* Exercise directions
Copy out each line below that has the word "would" in it.

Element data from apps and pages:

···

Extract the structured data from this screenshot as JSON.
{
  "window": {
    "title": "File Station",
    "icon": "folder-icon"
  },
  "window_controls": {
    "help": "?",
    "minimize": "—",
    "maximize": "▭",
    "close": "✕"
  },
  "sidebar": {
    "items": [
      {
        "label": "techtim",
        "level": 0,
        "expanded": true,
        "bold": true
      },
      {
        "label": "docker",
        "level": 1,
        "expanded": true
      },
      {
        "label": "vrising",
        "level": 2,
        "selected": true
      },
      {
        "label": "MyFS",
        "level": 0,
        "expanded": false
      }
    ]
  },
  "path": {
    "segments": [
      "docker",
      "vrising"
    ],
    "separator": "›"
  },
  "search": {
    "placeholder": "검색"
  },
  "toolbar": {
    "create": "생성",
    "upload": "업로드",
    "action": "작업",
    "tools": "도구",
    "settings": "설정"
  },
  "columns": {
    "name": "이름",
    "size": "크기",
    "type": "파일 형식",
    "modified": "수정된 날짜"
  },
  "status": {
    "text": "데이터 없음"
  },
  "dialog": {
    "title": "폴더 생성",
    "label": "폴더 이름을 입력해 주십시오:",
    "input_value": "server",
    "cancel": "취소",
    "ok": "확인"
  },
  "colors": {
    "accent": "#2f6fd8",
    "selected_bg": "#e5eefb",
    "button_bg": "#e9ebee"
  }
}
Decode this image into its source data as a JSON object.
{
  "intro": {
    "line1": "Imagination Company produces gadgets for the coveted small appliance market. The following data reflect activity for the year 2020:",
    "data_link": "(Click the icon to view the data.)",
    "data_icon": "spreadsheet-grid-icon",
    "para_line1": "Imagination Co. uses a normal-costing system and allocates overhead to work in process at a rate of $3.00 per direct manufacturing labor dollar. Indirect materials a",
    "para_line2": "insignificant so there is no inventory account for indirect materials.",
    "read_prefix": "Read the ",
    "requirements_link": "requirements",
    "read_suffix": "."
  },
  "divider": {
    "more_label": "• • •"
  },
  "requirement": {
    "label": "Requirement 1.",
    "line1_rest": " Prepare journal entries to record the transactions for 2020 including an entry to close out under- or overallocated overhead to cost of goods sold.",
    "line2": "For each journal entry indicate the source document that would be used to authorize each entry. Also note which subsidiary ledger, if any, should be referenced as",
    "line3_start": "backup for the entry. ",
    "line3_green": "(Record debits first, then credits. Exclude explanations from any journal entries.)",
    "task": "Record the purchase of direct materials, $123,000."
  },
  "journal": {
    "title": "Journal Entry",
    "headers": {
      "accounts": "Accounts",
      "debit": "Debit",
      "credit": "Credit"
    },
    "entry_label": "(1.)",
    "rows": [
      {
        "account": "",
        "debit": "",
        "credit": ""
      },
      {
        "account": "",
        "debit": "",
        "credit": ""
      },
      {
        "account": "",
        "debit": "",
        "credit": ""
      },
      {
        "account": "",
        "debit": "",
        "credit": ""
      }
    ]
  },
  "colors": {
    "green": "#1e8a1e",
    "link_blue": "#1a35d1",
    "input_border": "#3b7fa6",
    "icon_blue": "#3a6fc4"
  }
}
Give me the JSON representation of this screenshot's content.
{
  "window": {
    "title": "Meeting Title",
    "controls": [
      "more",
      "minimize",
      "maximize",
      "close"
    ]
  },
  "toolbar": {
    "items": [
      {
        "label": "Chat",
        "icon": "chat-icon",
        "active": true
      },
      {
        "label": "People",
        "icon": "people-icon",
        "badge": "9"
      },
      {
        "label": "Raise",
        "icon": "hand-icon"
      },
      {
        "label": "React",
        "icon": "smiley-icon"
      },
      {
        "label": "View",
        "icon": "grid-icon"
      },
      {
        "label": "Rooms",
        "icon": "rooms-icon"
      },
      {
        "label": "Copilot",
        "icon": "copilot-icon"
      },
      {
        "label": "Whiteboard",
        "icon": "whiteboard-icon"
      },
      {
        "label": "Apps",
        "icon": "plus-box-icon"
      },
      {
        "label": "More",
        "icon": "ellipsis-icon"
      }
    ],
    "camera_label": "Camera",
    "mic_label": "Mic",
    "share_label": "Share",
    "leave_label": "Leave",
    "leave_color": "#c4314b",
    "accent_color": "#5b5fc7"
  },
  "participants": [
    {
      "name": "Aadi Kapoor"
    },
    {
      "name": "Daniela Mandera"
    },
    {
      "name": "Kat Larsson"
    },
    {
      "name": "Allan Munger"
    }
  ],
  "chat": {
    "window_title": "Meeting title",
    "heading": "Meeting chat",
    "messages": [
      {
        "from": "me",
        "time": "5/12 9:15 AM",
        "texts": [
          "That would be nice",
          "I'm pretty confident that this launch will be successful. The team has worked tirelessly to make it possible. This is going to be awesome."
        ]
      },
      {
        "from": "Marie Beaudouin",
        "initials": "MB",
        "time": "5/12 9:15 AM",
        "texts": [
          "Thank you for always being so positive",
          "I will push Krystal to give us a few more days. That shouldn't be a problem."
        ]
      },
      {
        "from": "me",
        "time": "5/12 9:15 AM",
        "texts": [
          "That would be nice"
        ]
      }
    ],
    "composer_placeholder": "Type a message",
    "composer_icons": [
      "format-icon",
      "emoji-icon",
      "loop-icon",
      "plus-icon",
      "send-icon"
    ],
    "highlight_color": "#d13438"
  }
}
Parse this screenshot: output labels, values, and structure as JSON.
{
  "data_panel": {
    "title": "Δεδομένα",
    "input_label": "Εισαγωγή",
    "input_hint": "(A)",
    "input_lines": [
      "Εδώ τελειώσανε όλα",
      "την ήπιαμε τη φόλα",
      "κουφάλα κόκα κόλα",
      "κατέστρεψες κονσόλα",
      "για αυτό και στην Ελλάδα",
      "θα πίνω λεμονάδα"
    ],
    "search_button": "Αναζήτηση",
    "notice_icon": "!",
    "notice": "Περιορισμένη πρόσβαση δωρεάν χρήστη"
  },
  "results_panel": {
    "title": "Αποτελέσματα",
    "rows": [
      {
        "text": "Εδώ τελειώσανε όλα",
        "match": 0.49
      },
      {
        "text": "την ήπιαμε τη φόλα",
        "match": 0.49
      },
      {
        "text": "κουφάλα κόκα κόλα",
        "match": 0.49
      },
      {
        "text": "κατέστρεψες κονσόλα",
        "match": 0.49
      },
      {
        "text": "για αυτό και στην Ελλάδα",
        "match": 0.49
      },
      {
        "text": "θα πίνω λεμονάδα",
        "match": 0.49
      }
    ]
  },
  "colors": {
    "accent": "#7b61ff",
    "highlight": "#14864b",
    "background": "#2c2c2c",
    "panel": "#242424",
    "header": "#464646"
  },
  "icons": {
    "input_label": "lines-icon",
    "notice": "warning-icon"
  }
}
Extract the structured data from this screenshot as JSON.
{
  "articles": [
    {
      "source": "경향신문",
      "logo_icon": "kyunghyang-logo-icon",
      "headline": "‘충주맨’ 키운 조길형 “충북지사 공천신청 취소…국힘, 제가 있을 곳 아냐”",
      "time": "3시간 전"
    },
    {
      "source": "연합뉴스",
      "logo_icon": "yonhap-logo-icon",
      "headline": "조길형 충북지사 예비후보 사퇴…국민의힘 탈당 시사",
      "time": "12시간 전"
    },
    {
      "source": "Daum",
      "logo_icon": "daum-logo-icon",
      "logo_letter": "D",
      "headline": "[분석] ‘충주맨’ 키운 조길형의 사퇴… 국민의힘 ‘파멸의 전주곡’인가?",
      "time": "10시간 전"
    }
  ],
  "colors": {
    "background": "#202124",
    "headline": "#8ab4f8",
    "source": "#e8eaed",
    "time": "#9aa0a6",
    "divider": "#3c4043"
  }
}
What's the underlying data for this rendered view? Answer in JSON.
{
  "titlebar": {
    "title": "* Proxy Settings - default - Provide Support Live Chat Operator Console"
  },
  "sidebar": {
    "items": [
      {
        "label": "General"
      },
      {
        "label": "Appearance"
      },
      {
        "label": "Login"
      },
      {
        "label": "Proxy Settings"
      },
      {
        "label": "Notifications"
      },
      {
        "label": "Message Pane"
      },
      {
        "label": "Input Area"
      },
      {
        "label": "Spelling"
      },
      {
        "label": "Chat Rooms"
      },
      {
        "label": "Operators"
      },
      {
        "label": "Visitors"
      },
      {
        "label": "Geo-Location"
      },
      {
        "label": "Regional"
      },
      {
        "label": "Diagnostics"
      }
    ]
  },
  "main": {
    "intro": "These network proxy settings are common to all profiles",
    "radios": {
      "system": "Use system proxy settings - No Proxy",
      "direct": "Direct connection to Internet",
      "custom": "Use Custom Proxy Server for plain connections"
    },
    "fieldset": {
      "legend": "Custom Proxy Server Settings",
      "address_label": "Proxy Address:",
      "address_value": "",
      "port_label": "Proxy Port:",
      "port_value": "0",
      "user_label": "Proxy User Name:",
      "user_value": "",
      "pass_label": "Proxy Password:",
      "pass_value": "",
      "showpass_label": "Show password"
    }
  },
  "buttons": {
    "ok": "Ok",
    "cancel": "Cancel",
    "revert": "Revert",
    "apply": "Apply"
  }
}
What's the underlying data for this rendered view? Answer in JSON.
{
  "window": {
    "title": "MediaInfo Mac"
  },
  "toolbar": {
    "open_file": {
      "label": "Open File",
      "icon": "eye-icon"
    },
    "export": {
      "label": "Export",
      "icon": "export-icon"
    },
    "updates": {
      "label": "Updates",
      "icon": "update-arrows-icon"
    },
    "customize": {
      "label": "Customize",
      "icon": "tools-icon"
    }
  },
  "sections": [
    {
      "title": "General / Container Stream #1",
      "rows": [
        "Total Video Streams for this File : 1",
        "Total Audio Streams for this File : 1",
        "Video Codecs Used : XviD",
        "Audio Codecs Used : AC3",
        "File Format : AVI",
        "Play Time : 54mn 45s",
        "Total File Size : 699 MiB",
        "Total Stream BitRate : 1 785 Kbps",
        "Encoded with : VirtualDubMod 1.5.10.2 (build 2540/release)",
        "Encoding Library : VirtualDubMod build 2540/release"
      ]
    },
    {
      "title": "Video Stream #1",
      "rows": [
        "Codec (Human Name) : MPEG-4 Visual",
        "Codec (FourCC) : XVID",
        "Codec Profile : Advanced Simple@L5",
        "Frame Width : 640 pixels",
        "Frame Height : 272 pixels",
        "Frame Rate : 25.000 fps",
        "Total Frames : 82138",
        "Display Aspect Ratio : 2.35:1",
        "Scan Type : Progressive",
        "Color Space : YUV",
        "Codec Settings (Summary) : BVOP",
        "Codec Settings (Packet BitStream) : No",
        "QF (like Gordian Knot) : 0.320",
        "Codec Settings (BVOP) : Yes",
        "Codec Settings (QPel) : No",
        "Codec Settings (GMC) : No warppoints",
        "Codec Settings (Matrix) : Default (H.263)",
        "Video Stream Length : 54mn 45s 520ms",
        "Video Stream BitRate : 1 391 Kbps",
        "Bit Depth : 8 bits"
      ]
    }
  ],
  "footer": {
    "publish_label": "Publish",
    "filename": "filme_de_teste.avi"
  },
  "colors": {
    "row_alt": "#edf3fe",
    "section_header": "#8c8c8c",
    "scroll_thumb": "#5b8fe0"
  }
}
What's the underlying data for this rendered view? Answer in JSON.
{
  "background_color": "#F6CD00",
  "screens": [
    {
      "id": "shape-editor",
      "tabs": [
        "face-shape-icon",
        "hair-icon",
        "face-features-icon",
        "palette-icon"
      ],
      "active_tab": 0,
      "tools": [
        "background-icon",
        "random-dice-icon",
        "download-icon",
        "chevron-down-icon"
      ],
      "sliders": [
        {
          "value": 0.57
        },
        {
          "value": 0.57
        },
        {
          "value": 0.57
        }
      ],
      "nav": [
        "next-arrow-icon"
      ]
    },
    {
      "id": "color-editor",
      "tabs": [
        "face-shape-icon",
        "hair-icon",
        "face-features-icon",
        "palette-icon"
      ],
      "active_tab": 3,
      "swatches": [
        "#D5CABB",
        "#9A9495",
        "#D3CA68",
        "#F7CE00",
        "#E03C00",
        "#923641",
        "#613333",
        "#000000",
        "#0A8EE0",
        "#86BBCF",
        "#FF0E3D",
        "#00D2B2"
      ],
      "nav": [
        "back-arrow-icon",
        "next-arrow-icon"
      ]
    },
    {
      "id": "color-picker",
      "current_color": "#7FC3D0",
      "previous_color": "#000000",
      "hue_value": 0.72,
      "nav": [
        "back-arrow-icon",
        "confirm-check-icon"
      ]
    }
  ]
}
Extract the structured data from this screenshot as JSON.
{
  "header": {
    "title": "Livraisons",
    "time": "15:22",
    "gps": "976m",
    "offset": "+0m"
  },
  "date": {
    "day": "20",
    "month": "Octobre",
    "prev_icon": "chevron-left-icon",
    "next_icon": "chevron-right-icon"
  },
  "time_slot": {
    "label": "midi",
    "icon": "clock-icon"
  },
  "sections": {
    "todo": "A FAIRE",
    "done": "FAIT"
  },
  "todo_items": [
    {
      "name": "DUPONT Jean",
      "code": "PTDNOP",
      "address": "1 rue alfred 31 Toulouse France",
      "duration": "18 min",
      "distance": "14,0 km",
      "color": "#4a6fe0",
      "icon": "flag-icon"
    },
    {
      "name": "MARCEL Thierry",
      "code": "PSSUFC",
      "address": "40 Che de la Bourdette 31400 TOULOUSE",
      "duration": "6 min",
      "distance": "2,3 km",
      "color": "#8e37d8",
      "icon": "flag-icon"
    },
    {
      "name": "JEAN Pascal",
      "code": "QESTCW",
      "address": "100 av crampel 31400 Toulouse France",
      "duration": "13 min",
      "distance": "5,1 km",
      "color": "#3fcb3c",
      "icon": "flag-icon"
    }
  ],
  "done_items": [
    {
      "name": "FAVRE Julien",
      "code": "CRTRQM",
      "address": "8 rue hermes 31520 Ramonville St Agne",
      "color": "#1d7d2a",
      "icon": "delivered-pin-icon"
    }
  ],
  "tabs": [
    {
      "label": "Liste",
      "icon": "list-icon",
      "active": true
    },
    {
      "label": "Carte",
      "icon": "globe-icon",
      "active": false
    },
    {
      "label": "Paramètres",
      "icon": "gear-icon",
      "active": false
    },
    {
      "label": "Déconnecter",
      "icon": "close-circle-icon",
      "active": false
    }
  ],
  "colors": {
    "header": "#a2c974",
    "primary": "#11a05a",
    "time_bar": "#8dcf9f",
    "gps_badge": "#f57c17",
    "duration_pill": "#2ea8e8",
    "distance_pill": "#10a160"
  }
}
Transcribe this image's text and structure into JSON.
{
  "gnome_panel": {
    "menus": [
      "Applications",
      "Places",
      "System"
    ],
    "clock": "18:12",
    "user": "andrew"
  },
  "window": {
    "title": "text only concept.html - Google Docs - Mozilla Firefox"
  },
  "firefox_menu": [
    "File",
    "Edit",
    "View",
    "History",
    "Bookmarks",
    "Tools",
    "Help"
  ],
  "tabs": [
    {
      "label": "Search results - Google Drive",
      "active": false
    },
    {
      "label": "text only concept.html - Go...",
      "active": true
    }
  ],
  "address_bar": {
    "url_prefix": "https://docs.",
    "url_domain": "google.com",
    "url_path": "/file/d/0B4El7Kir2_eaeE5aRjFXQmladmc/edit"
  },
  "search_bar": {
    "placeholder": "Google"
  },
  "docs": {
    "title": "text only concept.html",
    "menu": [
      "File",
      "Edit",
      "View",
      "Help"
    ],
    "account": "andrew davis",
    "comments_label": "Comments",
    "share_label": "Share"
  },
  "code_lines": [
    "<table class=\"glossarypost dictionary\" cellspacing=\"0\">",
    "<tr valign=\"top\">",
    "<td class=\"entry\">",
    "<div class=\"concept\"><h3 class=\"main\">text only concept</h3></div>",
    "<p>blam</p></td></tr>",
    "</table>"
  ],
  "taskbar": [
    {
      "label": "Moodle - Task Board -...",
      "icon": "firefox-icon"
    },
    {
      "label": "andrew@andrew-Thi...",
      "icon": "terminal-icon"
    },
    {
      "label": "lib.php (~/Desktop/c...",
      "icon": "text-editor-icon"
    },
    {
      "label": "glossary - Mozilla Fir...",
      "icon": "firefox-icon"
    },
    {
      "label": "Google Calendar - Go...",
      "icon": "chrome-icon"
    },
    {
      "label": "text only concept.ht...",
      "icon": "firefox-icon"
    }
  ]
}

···

* Written reply
    "line2": "For each journal entry indicate the source document that would be used to authorize each entry. Also note which subsidiary ledger, if any, should be referenced as",
          "That would be nice",
          "That would be nice"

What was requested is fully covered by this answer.